This is exactly why I went looking for some help this morning after a horrible Mothers Day. I have told anyone who would listen that I am not a caregiver, did not want children and was very happy with my life with husband, goats, chickens, donkey and dogs in the country. 2 years ago my father died at 86 after a good life and a short illness. My father and I got along like 2 peas in a pod, I miss him everyday. My 82 year old mother was going to move to some property that my sister and her husband have in a small mobile home. 5 weeks after my father died, my 50 year old sister dropped dead from heart attack - this was during the move with my mother. So all things stopped - my mother was frantic to move, we were both in shock and grief, so we bought a mobile home and moved her onto our land in the country. Our lives will never be the same - I am the oldest of 3 kids and my brother died at 36 and then my sister died. I am 63 and in no way wishing to be a caregiver, but there is no one else. She drives me crazy almost everyday, my new life consists of doctors appointments and more doctor appts. She is able to live on her own but she has limitations due to her age and arthritis. We live about 25 miles from a small town and 65 from a larger town so every appt requires lots of driving time. I am just feeling so "put upon" and she is in my everyday business. My mother and I have never gotten along well and having nothing in common. It was always the joke between my sister and I that she would have to take care of her. The joke is on me! I just needed a place to vent until I can think of something to do for my own sanity.

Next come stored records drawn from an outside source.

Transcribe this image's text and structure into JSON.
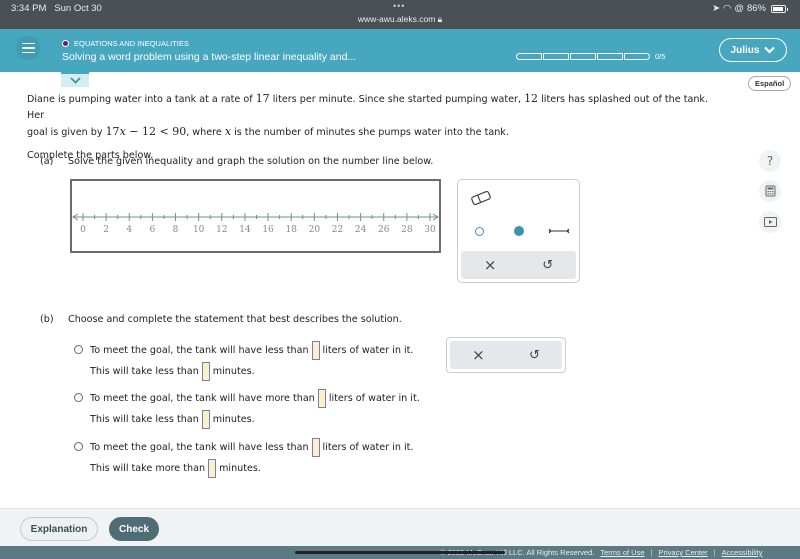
{
  "statusbar": {
    "time": "3:34 PM",
    "date": "Sun Oct 30",
    "url": "www-awu.aleks.com",
    "battery": "86%"
  },
  "header": {
    "topic": "EQUATIONS AND INEQUALITIES",
    "title": "Solving a word problem using a two-step linear inequality and...",
    "progress": {
      "completed": 0,
      "total": 5,
      "label": "0/5"
    },
    "user": "Julius",
    "colors": {
      "header_bg": "#46a7bf",
      "topic_dot": "#6a1b6e"
    }
  },
  "espanol_label": "Español",
  "problem": {
    "line1_a": "Diane is pumping water into a tank at a rate of ",
    "rate": "17",
    "line1_b": " liters per minute. Since she started pumping water, ",
    "splash": "12",
    "line1_c": " liters has splashed out of the tank. Her",
    "line2_a": "goal is given by ",
    "ineq_a": "17",
    "ineq_var": "x",
    "ineq_b": " − 12 < 90",
    "line2_b": ", where ",
    "var": "x",
    "line2_c": " is the number of minutes she pumps water into the tank.",
    "instruction": "Complete the parts below."
  },
  "part_a": {
    "label": "(a)",
    "text": "Solve the given inequality and graph the solution on the number line below.",
    "number_line": {
      "min": 0,
      "max": 30,
      "minor_step": 1,
      "labels": [
        "0",
        "2",
        "4",
        "6",
        "8",
        "10",
        "12",
        "14",
        "16",
        "18",
        "20",
        "22",
        "24",
        "26",
        "28",
        "30"
      ]
    },
    "tools": {
      "eraser": "eraser-icon",
      "open_point": "open-circle-icon",
      "closed_point": "closed-circle-icon",
      "segment": "segment-icon",
      "clear": "×",
      "undo": "↺"
    }
  },
  "part_b": {
    "label": "(b)",
    "text": "Choose and complete the statement that best describes the solution.",
    "options": [
      {
        "line1_a": "To meet the goal, the tank will have less than",
        "line1_b": "liters of water in it.",
        "line2_a": "This will take less than",
        "line2_b": "minutes.",
        "value1": "",
        "value2": ""
      },
      {
        "line1_a": "To meet the goal, the tank will have more than",
        "line1_b": "liters of water in it.",
        "line2_a": "This will take less than",
        "line2_b": "minutes.",
        "value1": "",
        "value2": ""
      },
      {
        "line1_a": "To meet the goal, the tank will have less than",
        "line1_b": "liters of water in it.",
        "line2_a": "This will take more than",
        "line2_b": "minutes.",
        "value1": "",
        "value2": ""
      }
    ],
    "clear": "×",
    "undo": "↺"
  },
  "side_tools": {
    "help": "?",
    "calculator": "calculator-icon",
    "video": "video-icon"
  },
  "footer": {
    "explanation": "Explanation",
    "check": "Check",
    "copyright": "© 2022 McGraw Hill LLC. All Rights Reserved.",
    "links": [
      "Terms of Use",
      "Privacy Center",
      "Accessibility"
    ]
  }
}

This is such a good article. I knew I wasn't cut out for this. NOT that I'm not a caring person but I never had kids, never wanted kids, so maybe I just don't have that nurturing strength. I try to do my best but I do resent the 24/7 365 this has become because now I have no job, no social life, no financial security (mom has a living will and I will get 'everything' but I see the future and she's going to need every bit of that for a NH which her LTC only covers 2 yrs of and she will need more). Wish she had gone into AL when she was able and I had been able to be more of a facilitator of her ADL not the 24/7 hands on girl. 20/20 hindsight isn't a beautiful thing!